### Exercise objective
Every line of the material below in which "more" shows up is to be located and copied.

### Input
§ §

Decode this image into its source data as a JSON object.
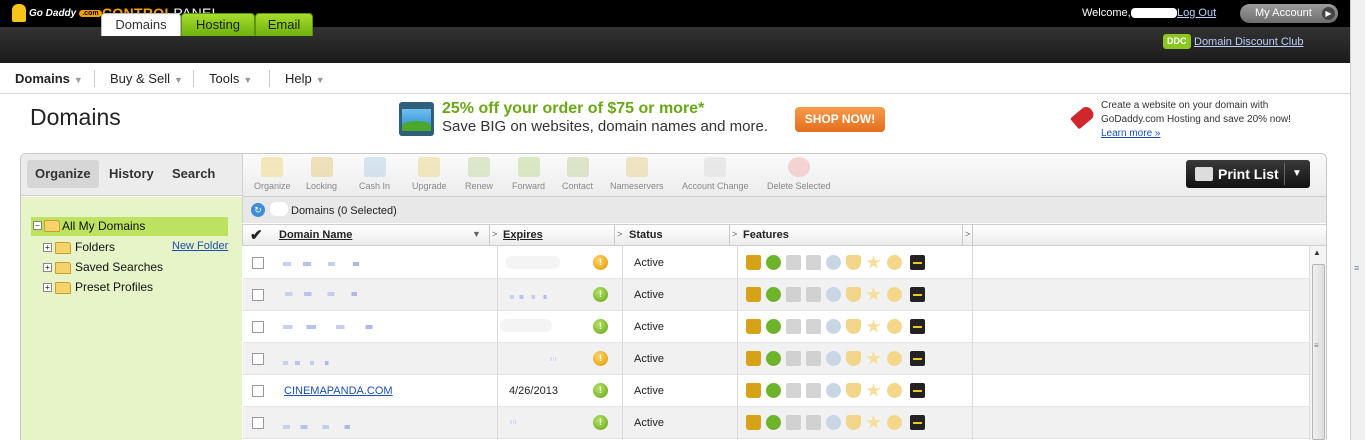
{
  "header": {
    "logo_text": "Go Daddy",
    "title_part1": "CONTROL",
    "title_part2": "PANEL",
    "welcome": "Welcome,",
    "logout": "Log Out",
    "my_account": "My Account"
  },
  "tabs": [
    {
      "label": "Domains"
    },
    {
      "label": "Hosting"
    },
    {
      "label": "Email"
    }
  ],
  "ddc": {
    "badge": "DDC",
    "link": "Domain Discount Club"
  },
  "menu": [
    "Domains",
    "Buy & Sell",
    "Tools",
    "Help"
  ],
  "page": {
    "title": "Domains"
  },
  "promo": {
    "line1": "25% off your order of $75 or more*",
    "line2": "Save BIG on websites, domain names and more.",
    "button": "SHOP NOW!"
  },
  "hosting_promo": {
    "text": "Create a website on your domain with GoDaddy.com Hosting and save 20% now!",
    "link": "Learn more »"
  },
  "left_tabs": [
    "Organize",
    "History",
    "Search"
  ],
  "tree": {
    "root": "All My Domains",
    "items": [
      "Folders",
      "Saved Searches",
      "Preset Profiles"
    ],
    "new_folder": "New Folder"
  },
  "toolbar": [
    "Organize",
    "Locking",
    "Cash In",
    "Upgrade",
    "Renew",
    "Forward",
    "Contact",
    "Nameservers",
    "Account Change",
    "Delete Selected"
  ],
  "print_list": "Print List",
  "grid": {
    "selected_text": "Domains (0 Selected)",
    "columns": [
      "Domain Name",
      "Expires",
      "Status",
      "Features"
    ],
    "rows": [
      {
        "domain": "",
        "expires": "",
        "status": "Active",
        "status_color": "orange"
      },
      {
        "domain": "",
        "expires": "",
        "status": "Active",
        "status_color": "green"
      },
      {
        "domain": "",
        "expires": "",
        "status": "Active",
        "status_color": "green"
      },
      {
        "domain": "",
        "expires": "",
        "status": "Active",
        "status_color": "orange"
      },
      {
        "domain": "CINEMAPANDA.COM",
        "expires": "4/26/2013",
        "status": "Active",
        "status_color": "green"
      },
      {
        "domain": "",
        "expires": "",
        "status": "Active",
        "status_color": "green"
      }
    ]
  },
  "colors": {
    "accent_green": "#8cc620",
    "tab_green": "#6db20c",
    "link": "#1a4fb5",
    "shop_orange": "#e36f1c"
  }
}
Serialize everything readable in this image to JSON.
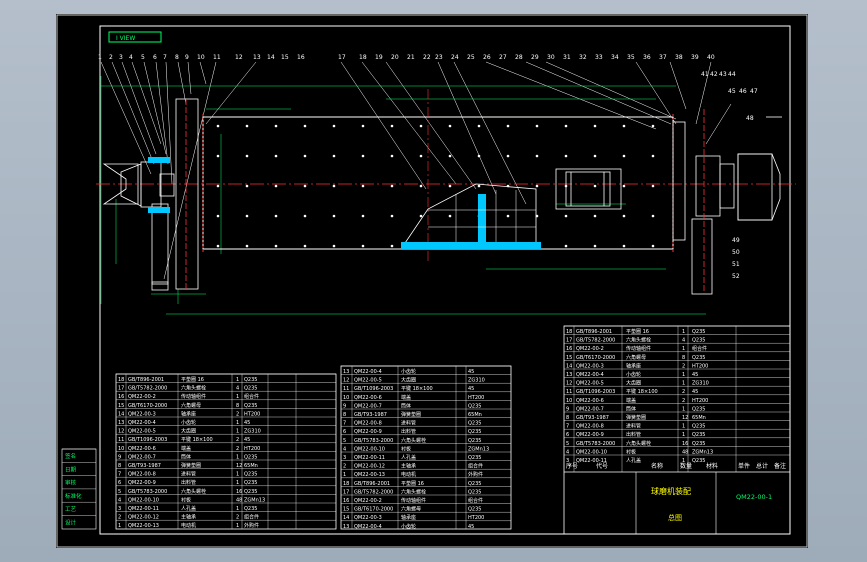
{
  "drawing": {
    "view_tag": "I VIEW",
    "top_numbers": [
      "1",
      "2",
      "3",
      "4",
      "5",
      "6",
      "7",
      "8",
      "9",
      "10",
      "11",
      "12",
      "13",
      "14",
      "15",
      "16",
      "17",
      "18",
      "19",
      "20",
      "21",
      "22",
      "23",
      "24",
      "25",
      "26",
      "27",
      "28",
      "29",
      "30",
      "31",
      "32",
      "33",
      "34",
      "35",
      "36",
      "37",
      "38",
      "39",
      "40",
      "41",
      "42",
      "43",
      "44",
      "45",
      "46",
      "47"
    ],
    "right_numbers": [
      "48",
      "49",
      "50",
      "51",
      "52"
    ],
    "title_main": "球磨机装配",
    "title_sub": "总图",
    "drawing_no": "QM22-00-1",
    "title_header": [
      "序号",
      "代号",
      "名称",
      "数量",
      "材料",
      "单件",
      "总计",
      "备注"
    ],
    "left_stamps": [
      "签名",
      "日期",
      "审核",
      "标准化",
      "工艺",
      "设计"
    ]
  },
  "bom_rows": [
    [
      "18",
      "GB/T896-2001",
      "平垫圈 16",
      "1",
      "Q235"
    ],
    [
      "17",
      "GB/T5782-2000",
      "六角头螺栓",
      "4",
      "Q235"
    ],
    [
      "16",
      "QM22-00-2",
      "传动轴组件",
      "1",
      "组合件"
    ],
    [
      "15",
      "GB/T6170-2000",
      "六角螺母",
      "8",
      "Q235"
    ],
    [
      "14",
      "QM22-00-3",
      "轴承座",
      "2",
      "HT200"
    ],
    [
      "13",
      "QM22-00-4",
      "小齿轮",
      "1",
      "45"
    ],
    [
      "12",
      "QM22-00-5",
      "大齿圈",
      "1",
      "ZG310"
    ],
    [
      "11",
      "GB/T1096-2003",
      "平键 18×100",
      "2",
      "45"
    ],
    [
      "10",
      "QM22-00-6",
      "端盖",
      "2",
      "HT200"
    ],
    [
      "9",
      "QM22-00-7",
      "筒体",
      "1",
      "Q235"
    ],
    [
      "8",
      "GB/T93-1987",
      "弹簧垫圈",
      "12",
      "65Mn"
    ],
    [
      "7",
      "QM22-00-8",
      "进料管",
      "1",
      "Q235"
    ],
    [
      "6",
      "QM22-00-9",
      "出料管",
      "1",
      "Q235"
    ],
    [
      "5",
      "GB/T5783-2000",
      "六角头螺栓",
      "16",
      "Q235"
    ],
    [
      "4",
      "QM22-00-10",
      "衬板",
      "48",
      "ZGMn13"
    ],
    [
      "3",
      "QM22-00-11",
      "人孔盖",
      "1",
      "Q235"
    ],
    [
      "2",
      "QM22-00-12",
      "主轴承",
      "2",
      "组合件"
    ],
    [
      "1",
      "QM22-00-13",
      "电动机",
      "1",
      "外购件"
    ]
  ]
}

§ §

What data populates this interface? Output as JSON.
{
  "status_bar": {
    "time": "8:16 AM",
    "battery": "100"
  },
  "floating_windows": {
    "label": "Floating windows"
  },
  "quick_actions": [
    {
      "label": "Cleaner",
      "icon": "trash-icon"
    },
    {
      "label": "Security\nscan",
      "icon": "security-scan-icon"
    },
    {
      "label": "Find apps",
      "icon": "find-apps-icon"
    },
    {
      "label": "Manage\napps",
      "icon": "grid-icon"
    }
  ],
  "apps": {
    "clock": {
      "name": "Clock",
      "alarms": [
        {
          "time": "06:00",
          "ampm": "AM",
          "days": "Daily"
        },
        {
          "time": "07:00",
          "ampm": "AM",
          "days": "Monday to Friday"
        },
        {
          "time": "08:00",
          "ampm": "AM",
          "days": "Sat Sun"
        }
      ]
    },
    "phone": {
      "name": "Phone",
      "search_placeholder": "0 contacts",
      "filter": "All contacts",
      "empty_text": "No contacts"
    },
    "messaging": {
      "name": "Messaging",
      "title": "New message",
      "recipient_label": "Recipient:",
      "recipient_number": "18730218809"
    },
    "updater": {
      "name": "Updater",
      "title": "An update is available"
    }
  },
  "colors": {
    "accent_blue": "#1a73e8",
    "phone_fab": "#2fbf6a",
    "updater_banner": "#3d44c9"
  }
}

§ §

### Task solution
    "line1": "25% off your order of $75 or more*",
    "line2": "Save BIG on websites, domain names and more.",
    "link": "Learn more »"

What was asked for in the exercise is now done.